6 Simple Steps to Advocate “Going Green”

By Rachelle Carson-Begley

Whether I am at my manicurist, running around the grocery store, or socializing at some upscale Hollywood function, men and women alike often bump into me (or me and my husband, Ed Begley Jr.) and ask if we have any pointers on “going green”—either on a personal or global scale. People love the concept in theory, but seldom know how to execute it.

I have found that the number one way to advocate for change is to voice your opinion. Easier said than done. But the truth is, if you don’t let companies know that you’d like greener alternatives in their products and services, do they really have any incentive to change? The business world is driven by supply and demand, so you must create that demand for a greener world. You may not be able to change the world overnight, but you can make a difference over the long term. Here’s how:

Write to your congressman (or -woman).
Writing to your congressman or -woman, or any other elected official, isn’t as hard or time-consuming as you might think. For local issues in your community and state, you almost always want to write to someone who represents you directly. Almost every government branch and agency has a website; for federal representatives, http://www.govtrack.us has an interactive map setup to help you figure out what district you are in. Often, your local library can help. Once you find out who to write to, send them an email and tell them how you feel. Be specific and concise about what you want to change (and be polite). And follow up.

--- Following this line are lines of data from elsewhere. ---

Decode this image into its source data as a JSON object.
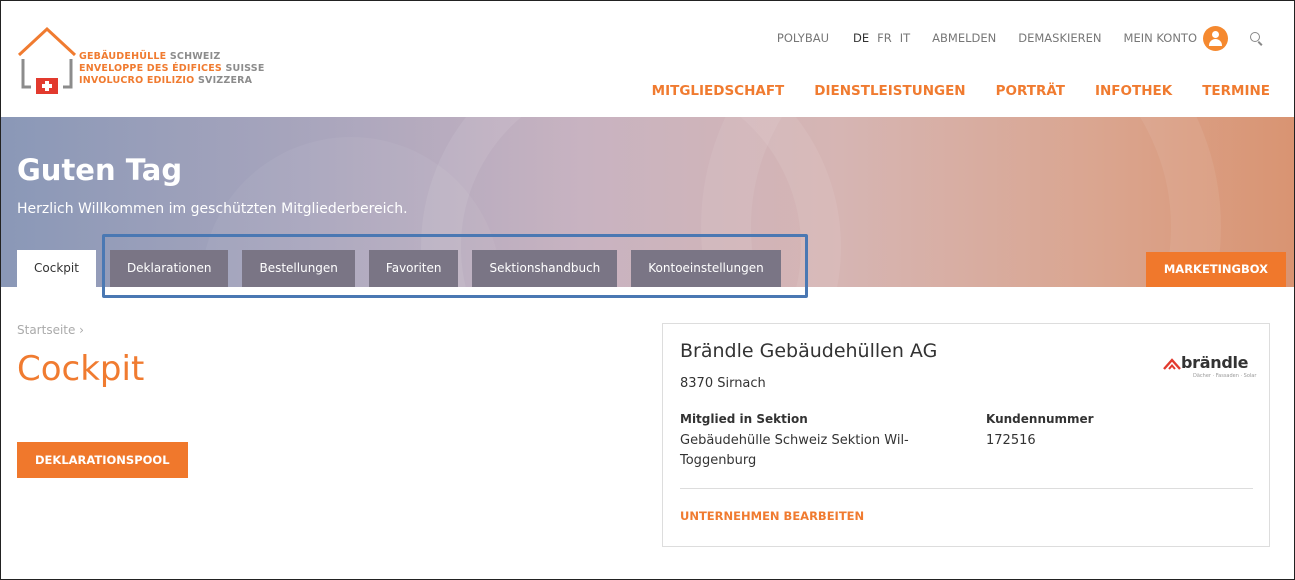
{
  "logo": {
    "lines": [
      {
        "primary": "GEBÄUDEHÜLLE",
        "secondary": "SCHWEIZ"
      },
      {
        "primary": "ENVELOPPE DES ÉDIFICES",
        "secondary": "SUISSE"
      },
      {
        "primary": "INVOLUCRO EDILIZIO",
        "secondary": "SVIZZERA"
      }
    ]
  },
  "meta_nav": {
    "polybau": "POLYBAU",
    "languages": [
      "DE",
      "FR",
      "IT"
    ],
    "logout": "ABMELDEN",
    "unmask": "DEMASKIEREN",
    "account": "MEIN KONTO"
  },
  "main_nav": [
    "MITGLIEDSCHAFT",
    "DIENSTLEISTUNGEN",
    "PORTRÄT",
    "INFOTHEK",
    "TERMINE"
  ],
  "hero": {
    "title": "Guten Tag",
    "subtitle": "Herzlich Willkommen im geschützten Mitgliederbereich."
  },
  "tabs": [
    "Cockpit",
    "Deklarationen",
    "Bestellungen",
    "Favoriten",
    "Sektionshandbuch",
    "Kontoeinstellungen"
  ],
  "marketing_button": "MARKETINGBOX",
  "breadcrumb": "Startseite ›",
  "page_title": "Cockpit",
  "pool_button": "DEKLARATIONSPOOL",
  "company_card": {
    "name": "Brändle Gebäudehüllen AG",
    "city": "8370 Sirnach",
    "brand_name": "brändle",
    "brand_tagline": "Dächer · Fassaden · Solar",
    "section_label": "Mitglied in Sektion",
    "section_value": "Gebäudehülle Schweiz Sektion Wil-Toggenburg",
    "customer_label": "Kundennummer",
    "customer_value": "172516",
    "edit_link": "UNTERNEHMEN BEARBEITEN"
  },
  "colors": {
    "accent": "#f07b30",
    "tab_bg": "#7a7585",
    "highlight": "#4a78b3"
  }
}
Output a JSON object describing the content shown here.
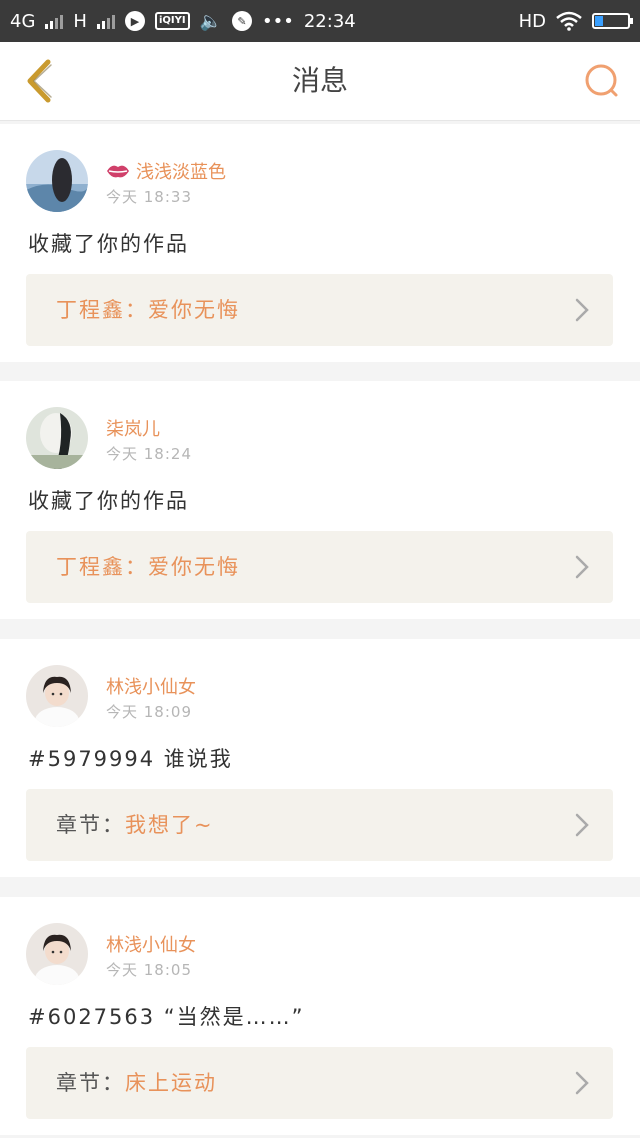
{
  "status_bar": {
    "network": "4G",
    "network2": "H",
    "app_icon2": "iQIYI",
    "more": "•••",
    "time": "22:34",
    "hd": "HD",
    "battery_level": 0.25
  },
  "header": {
    "title": "消息"
  },
  "messages": [
    {
      "user": "浅浅淡蓝色",
      "time": "今天 18:33",
      "action": "收藏了你的作品",
      "ref_prefix": "丁程鑫：",
      "ref_title": "爱你无悔",
      "ref_prefix_orange": true
    },
    {
      "user": "柒岚儿",
      "time": "今天 18:24",
      "action": "收藏了你的作品",
      "ref_prefix": "丁程鑫：",
      "ref_title": "爱你无悔",
      "ref_prefix_orange": true
    },
    {
      "user": "林浅小仙女",
      "time": "今天 18:09",
      "action": "#5979994 谁说我",
      "ref_prefix": "章节：",
      "ref_title": "我想了~",
      "ref_prefix_orange": false
    },
    {
      "user": "林浅小仙女",
      "time": "今天 18:05",
      "action": "#6027563 “当然是……”",
      "ref_prefix": "章节：",
      "ref_title": "床上运动",
      "ref_prefix_orange": false
    }
  ],
  "colors": {
    "accent": "#e8925a",
    "card_ref_bg": "#f4f2ec",
    "status_bg": "#3a3a3a"
  }
}
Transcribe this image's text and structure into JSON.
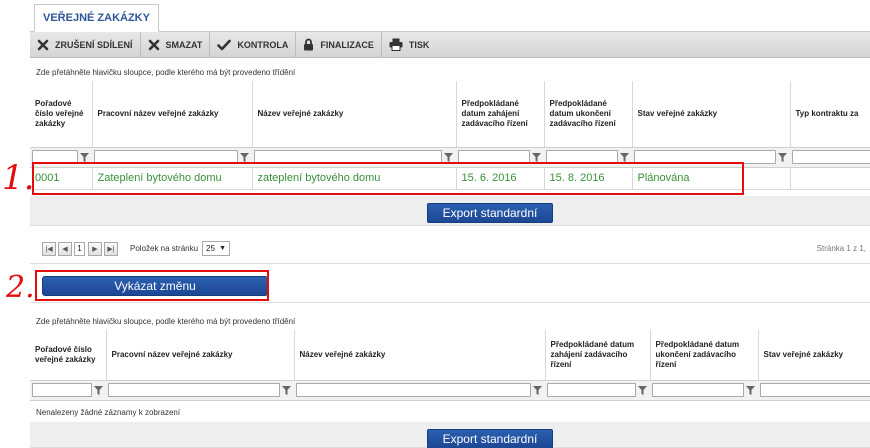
{
  "tab": {
    "title": "VEŘEJNÉ ZAKÁZKY"
  },
  "toolbar": [
    {
      "icon": "close-icon",
      "label": "ZRUŠENÍ SDÍLENÍ"
    },
    {
      "icon": "close-icon",
      "label": "SMAZAT"
    },
    {
      "icon": "check-icon",
      "label": "KONTROLA"
    },
    {
      "icon": "lock-icon",
      "label": "FINALIZACE"
    },
    {
      "icon": "printer-icon",
      "label": "TISK"
    }
  ],
  "grid1": {
    "drag_hint": "Zde přetáhněte hlavičku sloupce, podle kterého má být provedeno třídění",
    "columns": [
      "Pořadové číslo veřejné zakázky",
      "Pracovní název veřejné zakázky",
      "Název veřejné zakázky",
      "Předpokládané datum zahájení zadávacího řízení",
      "Předpokládané datum ukončení zadávacího řízení",
      "Stav veřejné zakázky",
      "Typ kontraktu za"
    ],
    "row": {
      "number": "0001",
      "working_name": "Zateplení bytového domu",
      "name": "zateplení bytového domu",
      "start_date": "15. 6. 2016",
      "end_date": "15. 8. 2016",
      "status": "Plánována"
    },
    "export_label": "Export standardní"
  },
  "pager": {
    "current_page": "1",
    "page_size_label": "Položek na stránku",
    "page_size": "25",
    "page_info": "Stránka 1 z 1,"
  },
  "report_change_label": "Vykázat změnu",
  "grid2": {
    "drag_hint": "Zde přetáhněte hlavičku sloupce, podle kterého má být provedeno třídění",
    "columns": [
      "Pořadové číslo veřejné zakázky",
      "Pracovní název veřejné zakázky",
      "Název veřejné zakázky",
      "Předpokládané datum zahájení zadávacího řízení",
      "Předpokládané datum ukončení zadávacího řízení",
      "Stav veřejné zakázky"
    ],
    "empty_text": "Nenalezeny žádné záznamy k zobrazení",
    "export_label": "Export standardní"
  },
  "annotations": {
    "mark1": "1.",
    "mark2": "2."
  },
  "colors": {
    "annotation": "#e30d0d",
    "button": "#1d4794",
    "row_text": "#3a8f3a"
  }
}
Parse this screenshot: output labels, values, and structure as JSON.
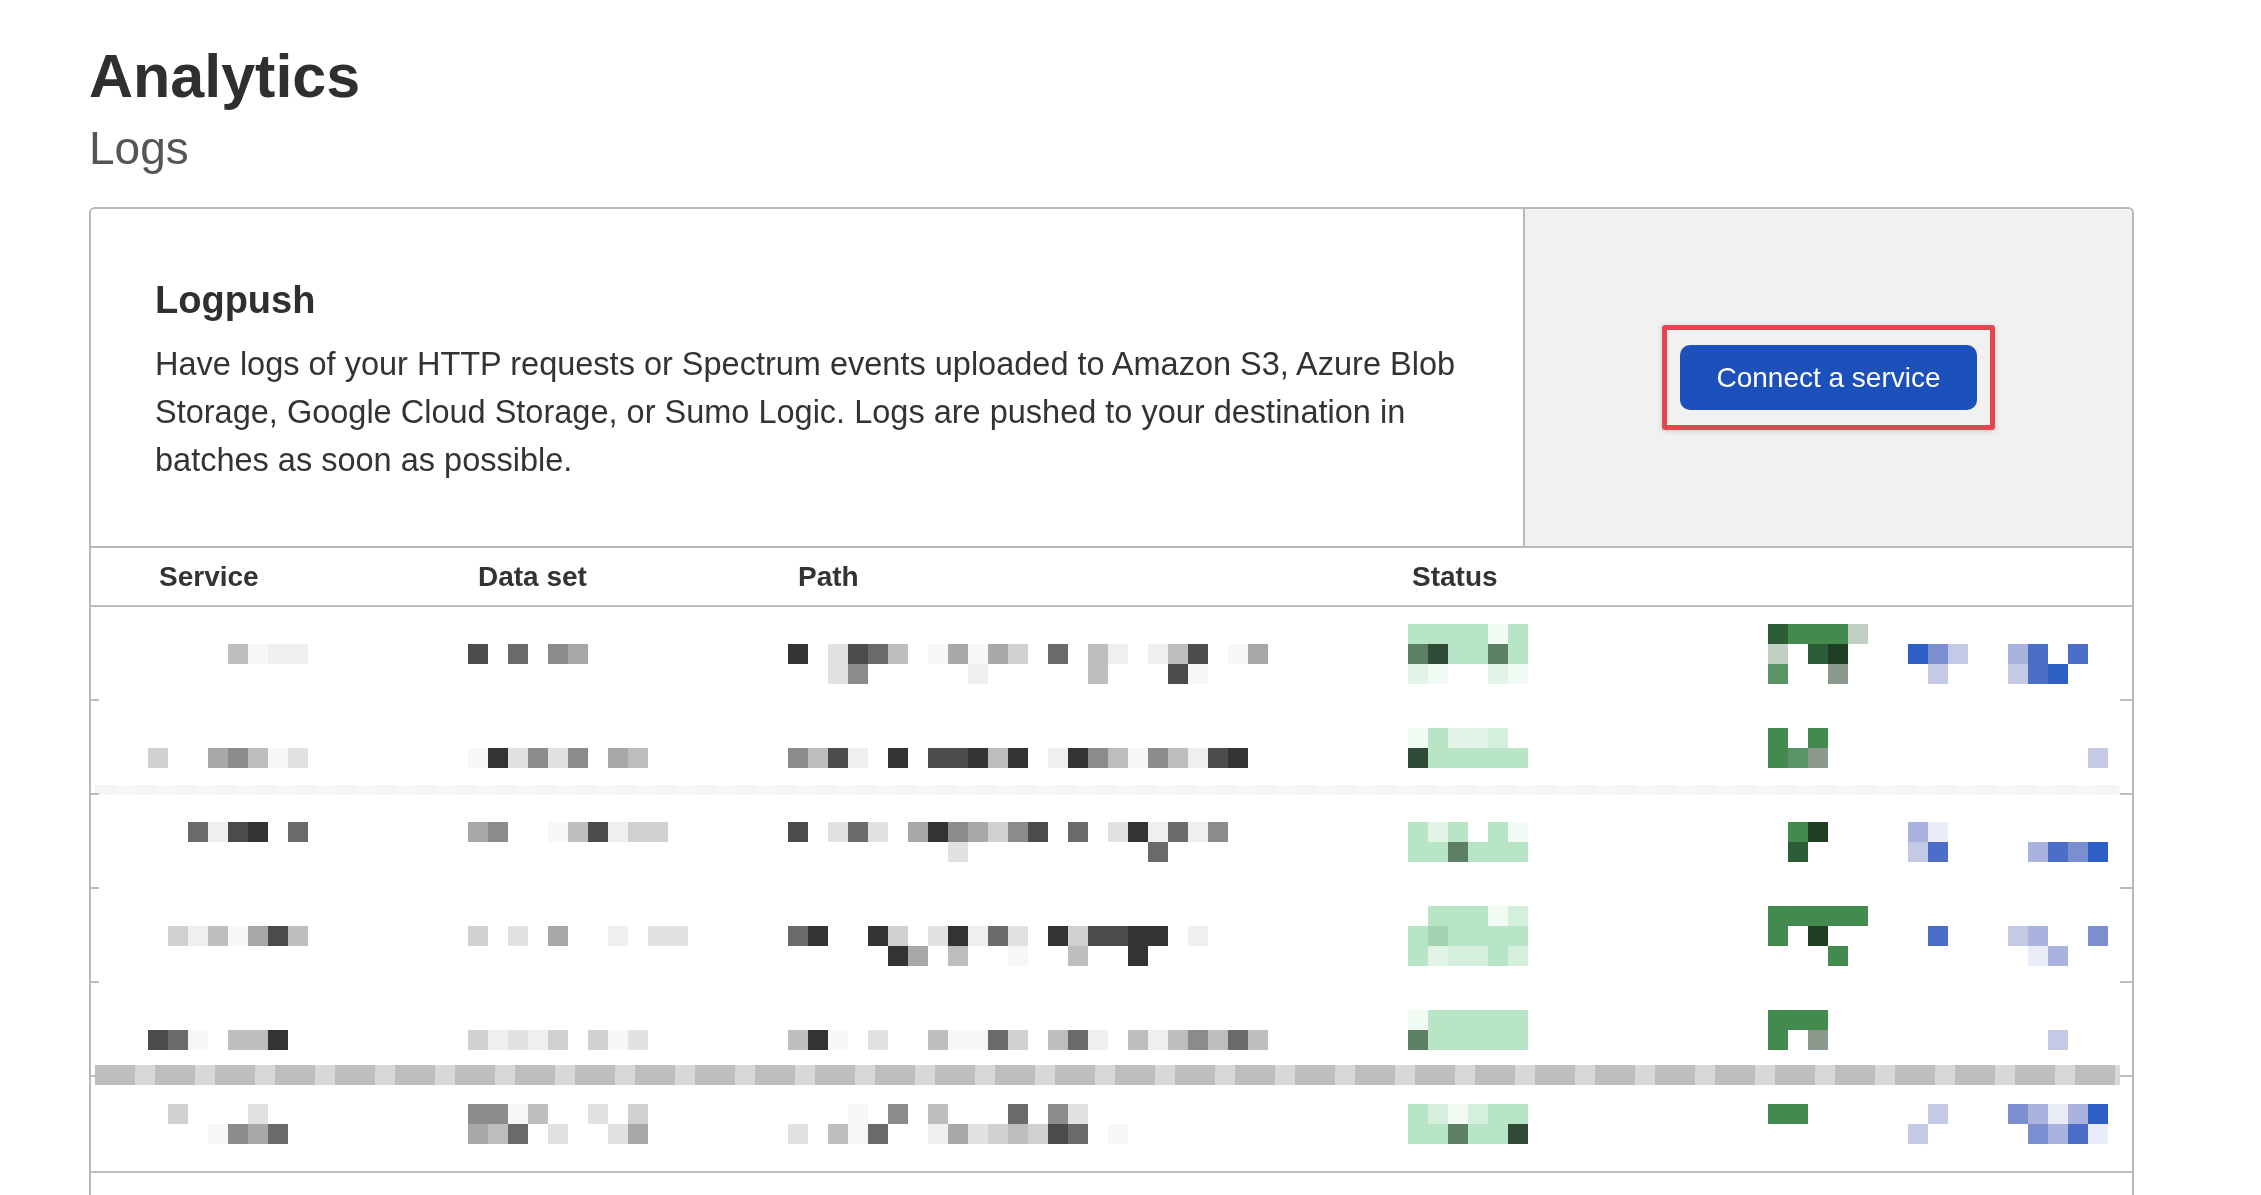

Write to the biggest offenders.
These are the big companies that, to your knowledge, don’t have a green alternative to their best-selling product or aren’t making mainstream efforts to use biodegradable or organic products. Whether you are interested in healthier, greener packaged goods, consumer products, or clothing, or simply a green way of conducing business, there are corporations that need to know you want to see a change. You can also make an impact by doing research and delivering facts—rather than just your opinion, facts substantiate your claim and are more likely to effect change.

Contact the companies that Do the Right Thing.
Conversely, write to companies that either having a green line of products or are based on eco-consciousness as part of their mission statement, and tell them they aOnlinere doing a good job. Tell them you support them in their efforts to leave a minimal carbon footprint. Tell them what you love about their products. Tell them why their products are important to you, and what you’d like to see in the way of line extensions.

Use social media to create a ruckas.
If you are fed up with a company or product, or (conversely) you admire a product, why not give a shout-out to your followers via twitter or Facebook? Never underestimate the power of your 50 or 500 or 5,000 followers. Ask them to repost and retweet. Make a video and post it on YouTube. You never know if it will go viral. Be creative. The power of the internet speaks volumes and you can take your “campaign” to whatever level you like (or are inspired to go).

Don’t go it alone.
You know the old saying? There’s power in numbers. Some people don’t know where to start, are too intimidated, or just can’t get motivated. There’s no judgment here—personally, I met Ed at a Friends of the River fundraiser and it changed the course of my life. I had just taken a trip down the Kern River and wanted to give back to this nonprofit organization that cleans up California’s rivers, so I volunteered at one of their big fundraising events where Ed was the MC. So, if you need support (or, more likely, a kick in the butt!) join an organization with some like-minded people. Go to a fundraiser. Attend a local eco event with a friend. Or keep it on the down low and contribute some empty plastic water bottles to your child’s school’s recycling program, where you’ll meet other like-minded parents. Speaking of which . . .

Start a start-up.
Does your child’s school have a recycling program? Start one! Does your neighborhood have a collective garden? Talk to your local representative about zoning laws and how you can establish one! Is there an Environmental Awareness Day at your workplace? Talk to Human Resources about creating one. (You may be able to begin by placing a recycling bin in the lunchroon if there isn’t one there already, and you can practice “nonvoilent demonstration” by casually tossing your empty water bottle into the bin during idle chit-chat with your neighbor at the water cooler.)

Make a change that only you know about—and then tell a friend.
This is where it gets personal. I’m talking about buying the organic alternative at your grocery store, purchasing a skin-care cream that isn’t laden with chemicals, choosing to shop at a thift store instead of buying the new version, refusing to buy or use plastic bags no matter what; trying out a green product, such as a bathroom cleaner, instead of the one you’ve been using for years. If any of the aforementioned has worked for you on any level, and if you’re so inclined, tell a friend. And coach them on how they can do it, too, The enviroment will thank you.

Actress, speaker, and author Rachelle Carson-Begley is one of the most recognized names and faces in the environmental world of Hollywood. To learn more about her and her tips for an eco-friendly world, visit www.rachellecarson-begley.com.